Apr 28 ,2015

How Cause or Purpose-Driven Marketing Can Build a More Loyal Consumer Base

Dove Choose Beautiful

More than ever, consumers want to know what companies are doing to make the world a better place. In fact ninety-three percent of consumers are concerned with this very issue. In 2015 alone, cause sponsorship is estimated to reach $1.92 Billion, an increase of 3.7% compared to 2014, and consistently increasing numbers indicate that cause marketing is here to stay for good (pun intended).

A recent example of a successful cause campaign is Dove, who earlier this month dropped their newest video in which women “Choose Beautiful”. The video, on April 7th, received extremely positive press coverage as social media users and news outlets took to Facebook and Twitter in support of the campaign.

While it’s true that Millennials typically don’t engage in brand loyalty like their Baby Boomer parents, supporting a worthy cause or purpose is something all the generations have in common. Eighty percent of millennials are more inclined to support causes offline after first “liking” or “following” an organization online, followed by the older generations who are reported at 64%. Furthermore, 76% are more likely to tell a friend about the partnering cause, proving that while a great product might win over your head or wallet, the right cause can win over a consumer’s heart.

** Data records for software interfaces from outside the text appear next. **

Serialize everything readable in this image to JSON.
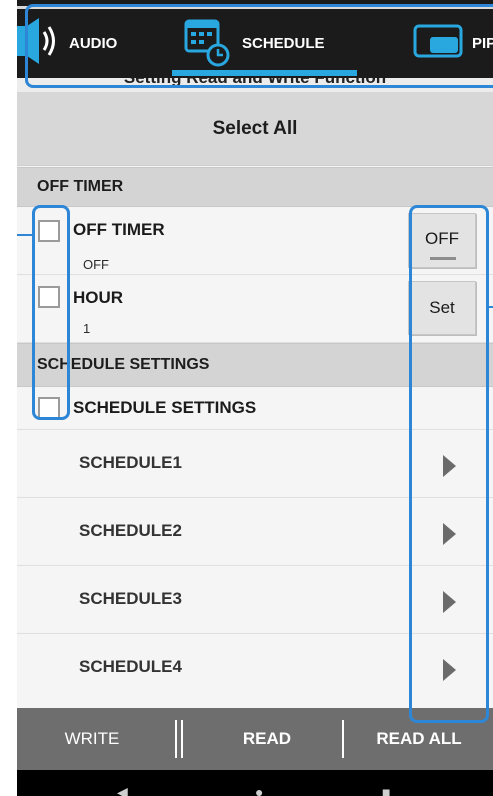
{
  "tabs": [
    {
      "label": "AUDIO",
      "icon": "speaker-icon"
    },
    {
      "label": "SCHEDULE",
      "icon": "calendar-clock-icon",
      "active": true
    },
    {
      "label": "PIP",
      "icon": "pip-icon"
    }
  ],
  "subtitle": "Setting Read and Write Function",
  "select_all": "Select All",
  "off_timer_section": {
    "header": "OFF TIMER",
    "items": [
      {
        "title": "OFF TIMER",
        "value": "OFF",
        "checked": false,
        "button": "OFF"
      },
      {
        "title": "HOUR",
        "value": "1",
        "checked": false,
        "button": "Set"
      }
    ]
  },
  "schedule_section": {
    "header": "SCHEDULE SETTINGS",
    "item_title": "SCHEDULE SETTINGS",
    "checked": false,
    "schedules": [
      "SCHEDULE1",
      "SCHEDULE2",
      "SCHEDULE3",
      "SCHEDULE4"
    ]
  },
  "actions": {
    "write": "WRITE",
    "read": "READ",
    "read_all": "READ ALL"
  },
  "colors": {
    "accent": "#29a8e0",
    "highlight": "#2e86d6",
    "tabbar": "#1b1b1b",
    "actionbar": "#6e6e6e"
  }
}
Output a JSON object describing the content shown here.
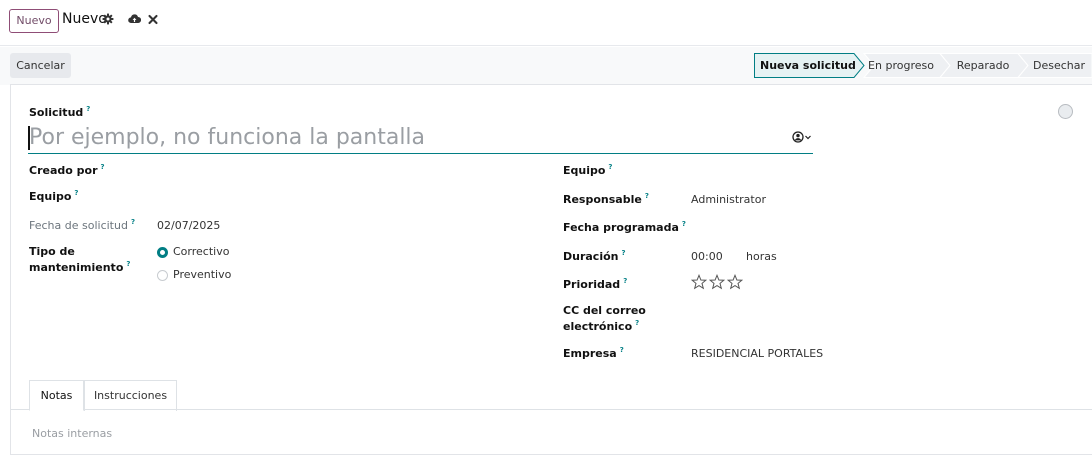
{
  "breadcrumb": {
    "new_button": "Nuevo",
    "title": "Nuevo",
    "icons": [
      "gear-icon",
      "cloud-upload-icon",
      "close-icon"
    ]
  },
  "statusbar": {
    "cancel": "Cancelar",
    "stages": [
      {
        "label": "Nueva solicitud",
        "active": true
      },
      {
        "label": "En progreso",
        "active": false
      },
      {
        "label": "Reparado",
        "active": false
      },
      {
        "label": "Desechar",
        "active": false
      }
    ]
  },
  "form": {
    "request_label": "Solicitud",
    "request_placeholder": "Por ejemplo, no funciona la pantalla",
    "help": "?",
    "left": {
      "created_by": "Creado por",
      "equipment": "Equipo",
      "request_date_label": "Fecha de solicitud",
      "request_date": "02/07/2025",
      "maintenance_type_label_1": "Tipo de",
      "maintenance_type_label_2": "mantenimiento",
      "options": [
        {
          "label": "Correctivo",
          "selected": true
        },
        {
          "label": "Preventivo",
          "selected": false
        }
      ]
    },
    "right": {
      "team": "Equipo",
      "responsible_label": "Responsable",
      "responsible": "Administrator",
      "scheduled_date": "Fecha programada",
      "duration_label": "Duración",
      "duration": "00:00",
      "duration_unit": "horas",
      "priority_label": "Prioridad",
      "priority": 0,
      "priority_max": 3,
      "email_cc_1": "CC del correo",
      "email_cc_2": "electrónico",
      "company_label": "Empresa",
      "company": "RESIDENCIAL PORTALES"
    }
  },
  "tabs": [
    {
      "label": "Notas",
      "active": true
    },
    {
      "label": "Instrucciones",
      "active": false
    }
  ],
  "notes_placeholder": "Notas internas",
  "colors": {
    "brand": "#714B67",
    "accent": "#017e84",
    "stage_active_border": "#017e84"
  }
}
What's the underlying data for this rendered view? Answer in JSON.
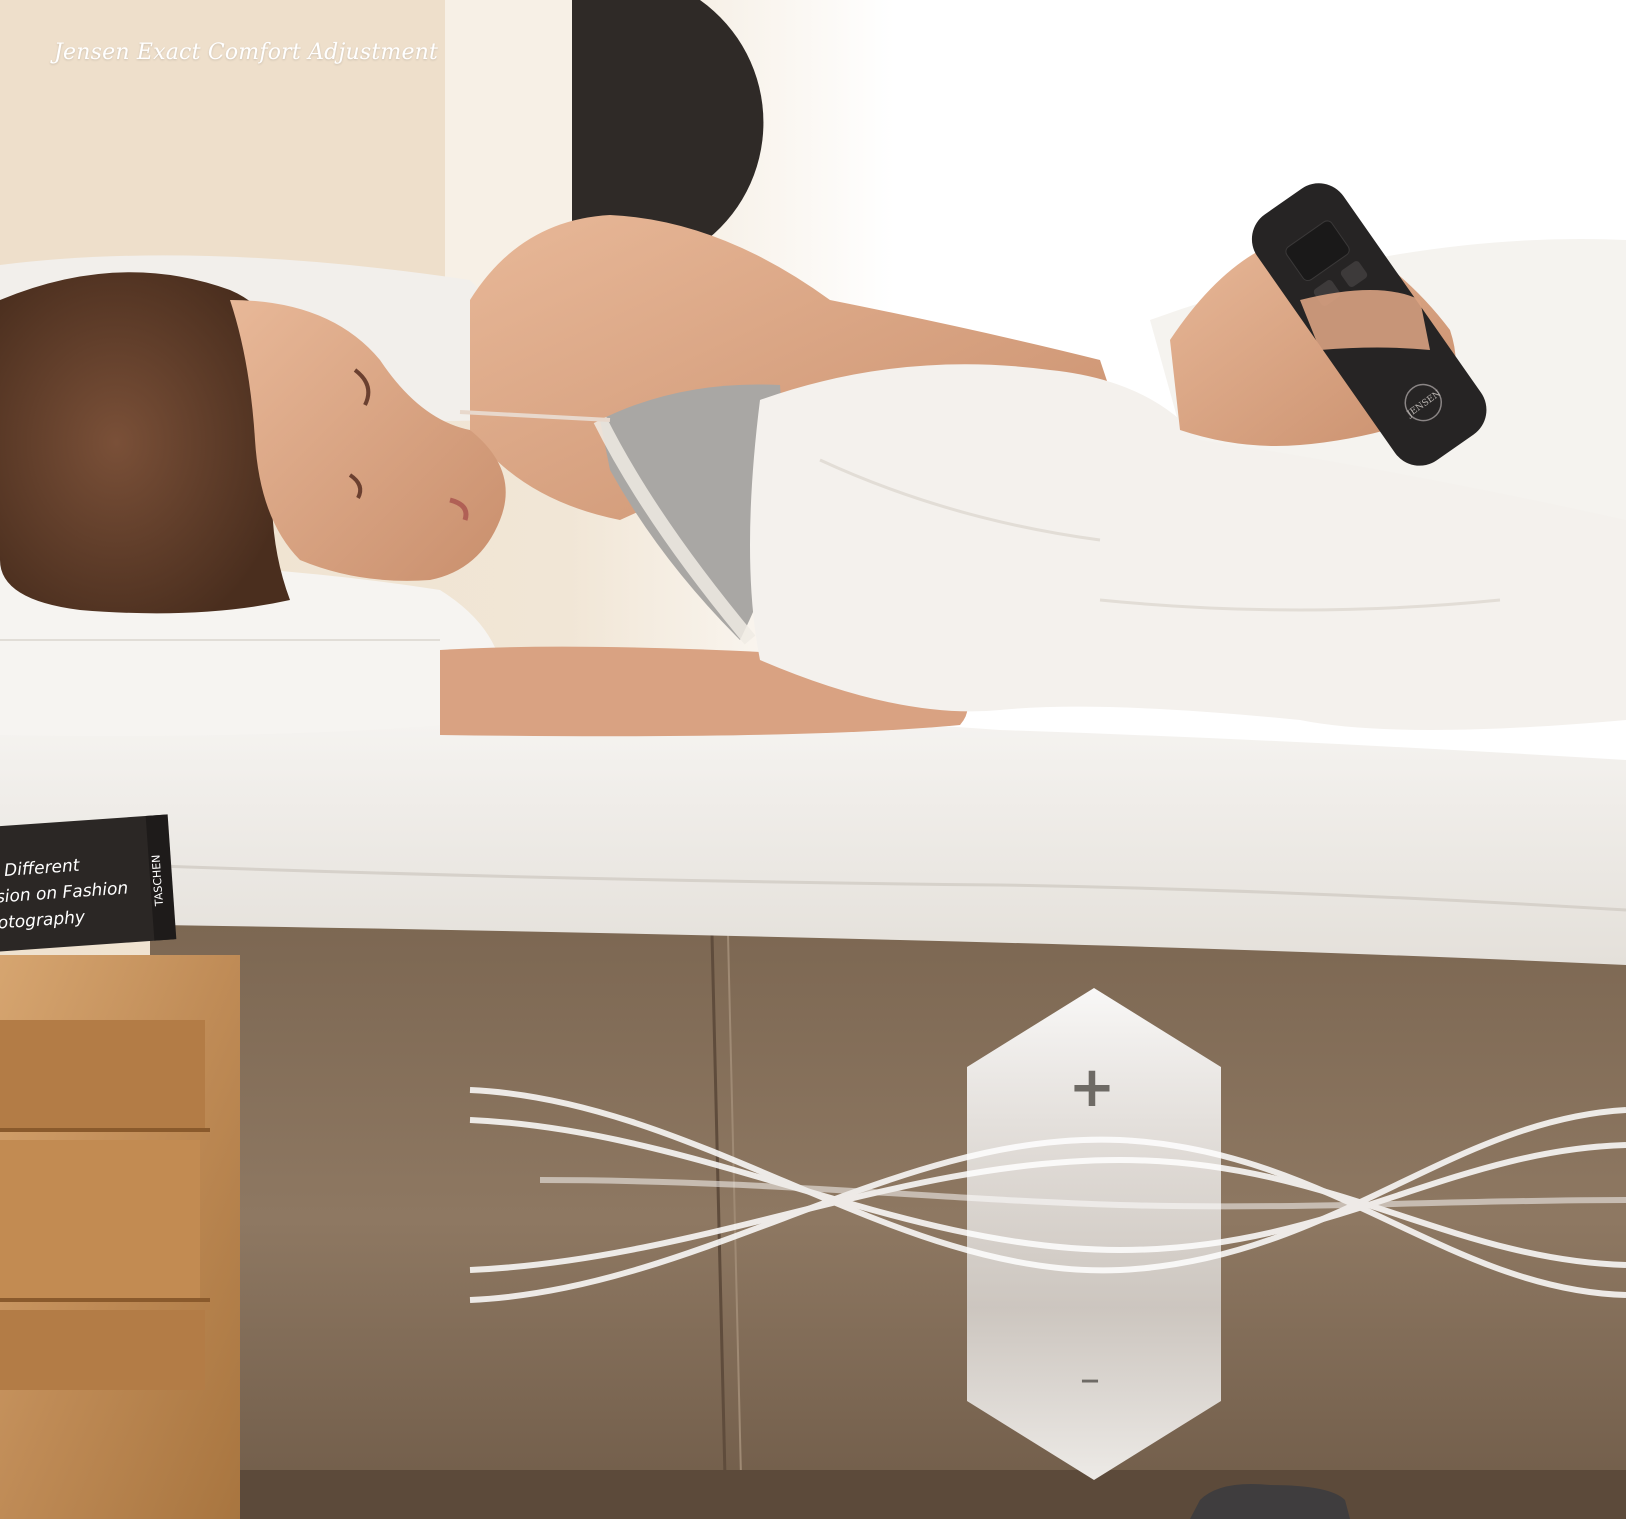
{
  "caption": "Jensen Exact Comfort Adjustment",
  "book": {
    "title_lines": [
      "Different",
      "sion on Fashion",
      "otography"
    ],
    "publisher": "TASCHEN"
  },
  "remote": {
    "brand": "JENSEN"
  },
  "indicator": {
    "plus": "+",
    "minus": "–"
  },
  "colors": {
    "headboard": "#efe3d2",
    "mattress_base": "#8a7560",
    "sheet": "#f1eeea",
    "remote": "#262424",
    "nightstand": "#c89662"
  }
}
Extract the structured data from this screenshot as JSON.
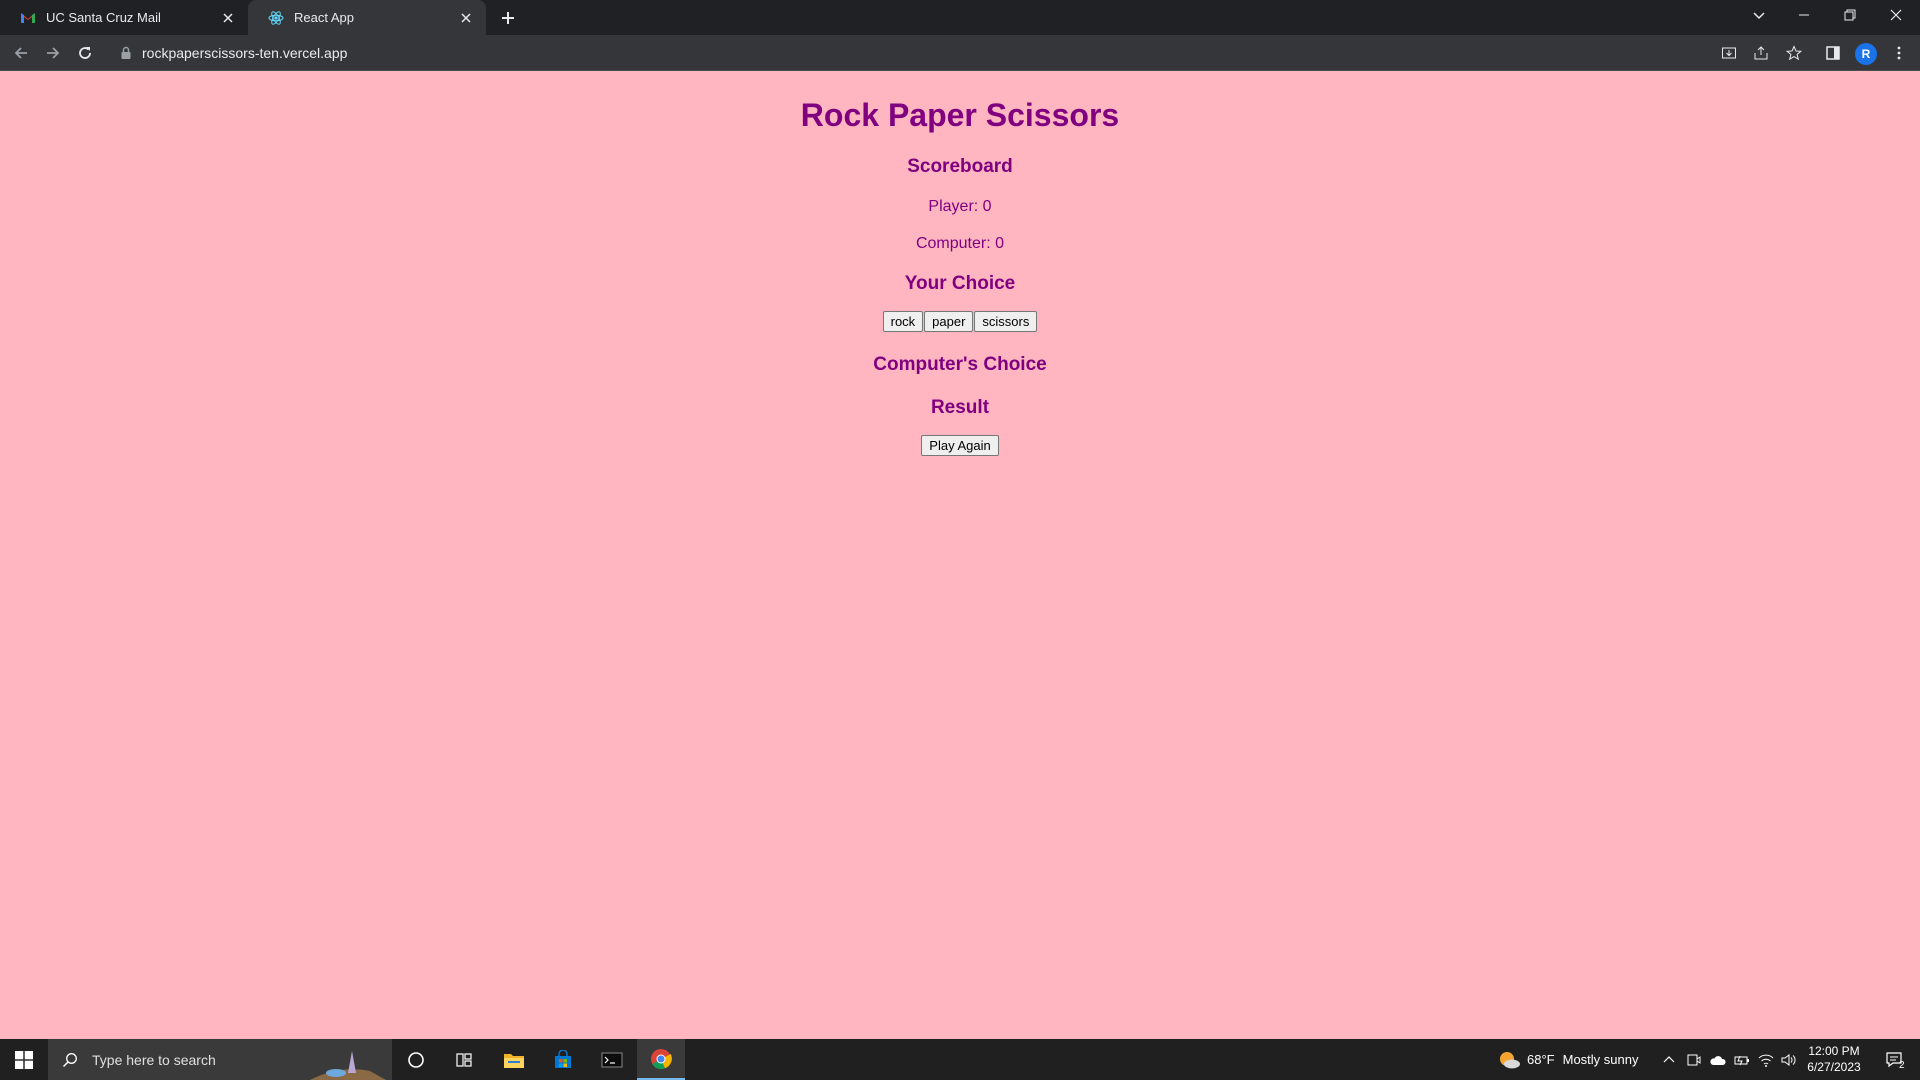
{
  "browser": {
    "tabs": [
      {
        "label": "UC Santa Cruz Mail",
        "icon": "gmail-icon",
        "active": false
      },
      {
        "label": "React App",
        "icon": "react-icon",
        "active": true
      }
    ],
    "url": "rockpaperscissors-ten.vercel.app",
    "profile_initial": "R"
  },
  "app": {
    "title": "Rock Paper Scissors",
    "scoreboard_heading": "Scoreboard",
    "player_score": "Player: 0",
    "computer_score": "Computer: 0",
    "your_choice_heading": "Your Choice",
    "choices": [
      "rock",
      "paper",
      "scissors"
    ],
    "computer_choice_heading": "Computer's Choice",
    "result_heading": "Result",
    "play_again_label": "Play Again",
    "colors": {
      "background": "#ffb6c1",
      "text": "#800080"
    }
  },
  "taskbar": {
    "search_placeholder": "Type here to search",
    "weather_temp": "68°F",
    "weather_desc": "Mostly sunny",
    "time": "12:00 PM",
    "date": "6/27/2023",
    "notification_count": "2"
  }
}
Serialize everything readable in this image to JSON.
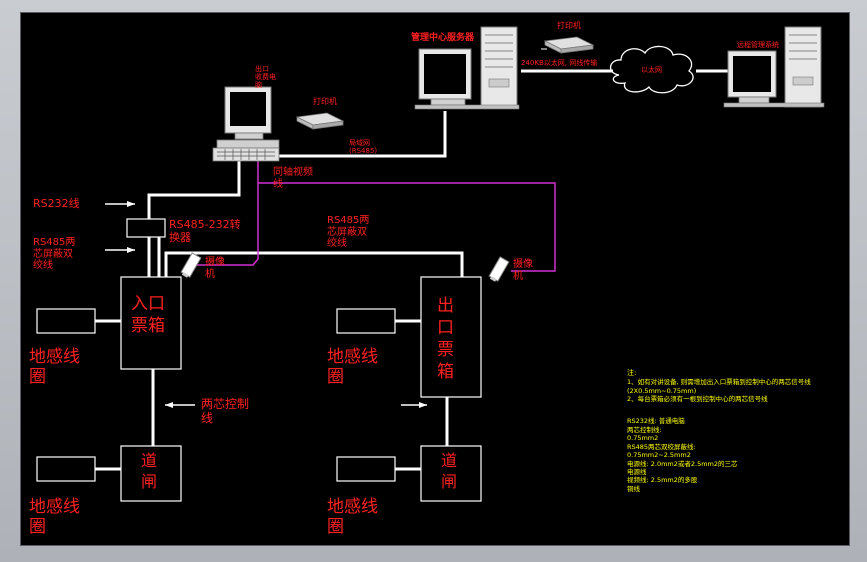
{
  "colors": {
    "canvas": "#000000",
    "wire": "#ffffff",
    "red": "#ff2020",
    "magenta": "#d030d0",
    "yellow": "#ffff00",
    "gray": "#b0b0b0"
  },
  "labels": {
    "mgmt_server": "管理中心服务器",
    "printer_top": "打印机",
    "link_240k": "240KB以太网, 网线传输",
    "ethernet": "以太网",
    "remote_mgmt": "远程管理系统",
    "lane_pc": "出口\n收费电\n脑",
    "printer_left": "打印机",
    "lan": "局域网\n(RS485)",
    "coax": "同轴视频\n线",
    "rs232": "RS232线",
    "rs485_shield": "RS485两\n芯屏蔽双\n绞线",
    "converter": "RS485-232转\n换器",
    "rs485_mid": "RS485两\n芯屏蔽双\n绞线",
    "camera": "摄像\n机",
    "camera_right": "摄像\n机",
    "entry_box": "入口\n票箱",
    "exit_box": "出\n口\n票\n箱",
    "loop1": "地感线\n圈",
    "loop2": "地感线\n圈",
    "loop3": "地感线\n圈",
    "loop4": "地感线\n圈",
    "ctrl_wire": "两芯控制\n线",
    "gate_left": "道\n闸",
    "gate_right": "道\n闸"
  },
  "notes": {
    "heading": "注:",
    "line1": "1、如有对讲设备, 则需增加出入口票箱到控制中心的两芯信号线",
    "line2": "(2X0.5mm~0.75mm)",
    "line3": "2、每台票箱必须有一根到控制中心的两芯信号线",
    "rs232": "RS232线: 普通电脑",
    "wire1": "两芯控制线:",
    "wire2": "0.75mm2",
    "wire3": "RS485两芯双绞屏蔽线:",
    "wire4": "0.75mm2~2.5mm2",
    "wire5": "电源线: 2.0mm2或者2.5mm2的三芯",
    "wire6": "电源线",
    "wire7": "视频线: 2.5mm2的多股",
    "wire8": "铜线"
  }
}
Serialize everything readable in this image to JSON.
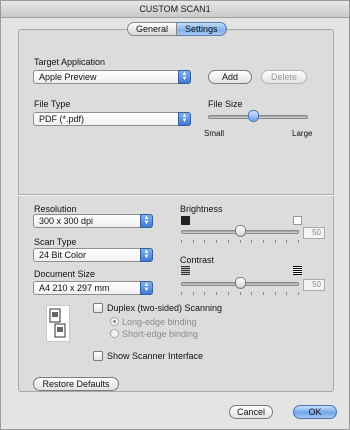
{
  "window": {
    "title": "CUSTOM SCAN1"
  },
  "tabs": [
    {
      "label": "General",
      "active": false
    },
    {
      "label": "Settings",
      "active": true
    }
  ],
  "target_application": {
    "label": "Target Application",
    "selected": "Apple Preview",
    "add_label": "Add",
    "delete_label": "Delete"
  },
  "file_type": {
    "label": "File Type",
    "selected": "PDF (*.pdf)"
  },
  "file_size": {
    "label": "File Size",
    "min_label": "Small",
    "max_label": "Large",
    "level_fraction": 0.45
  },
  "resolution": {
    "label": "Resolution",
    "selected": "300 x 300 dpi"
  },
  "scan_type": {
    "label": "Scan Type",
    "selected": "24 Bit Color"
  },
  "document_size": {
    "label": "Document Size",
    "selected": "A4  210 x 297 mm"
  },
  "brightness": {
    "label": "Brightness",
    "value": "50",
    "level_fraction": 0.5
  },
  "contrast": {
    "label": "Contrast",
    "value": "50",
    "level_fraction": 0.5
  },
  "duplex": {
    "label": "Duplex (two-sided) Scanning",
    "checked": false,
    "options": [
      {
        "label": "Long-edge binding",
        "selected": true
      },
      {
        "label": "Short-edge binding",
        "selected": false
      }
    ]
  },
  "show_scanner_interface": {
    "label": "Show Scanner Interface",
    "checked": false
  },
  "buttons": {
    "restore_defaults": "Restore Defaults",
    "cancel": "Cancel",
    "ok": "OK"
  },
  "colors": {
    "accent_blue": "#6fa6eb",
    "panel_bg": "#dcdcdc",
    "window_bg": "#e4e4e4"
  }
}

In Dove’s case, the cause encouraged women to empower themselves by choosing to be beautiful. The recent “Choose Beautiful” campaign, along with Dove’s other “Real Beauty” campaigns, has transformed Dove’s brand into something more than personal care products. It is mainly the cause that differentiates Dove from their competitors who occupy the space of beauty products that perpetuate seemingly unattainable beauty standards.

By choosing the right cause that resonates with your target demographic, your product can have the upper hand in a vastly competitive market and consumers will recognize the effort. Cause-marketing can greatly increase sales, visibility, and media coverage resulting in an enhanced company image and increased customer loyalty.

Check out the “Choose Beautiful” Campaign by Dove.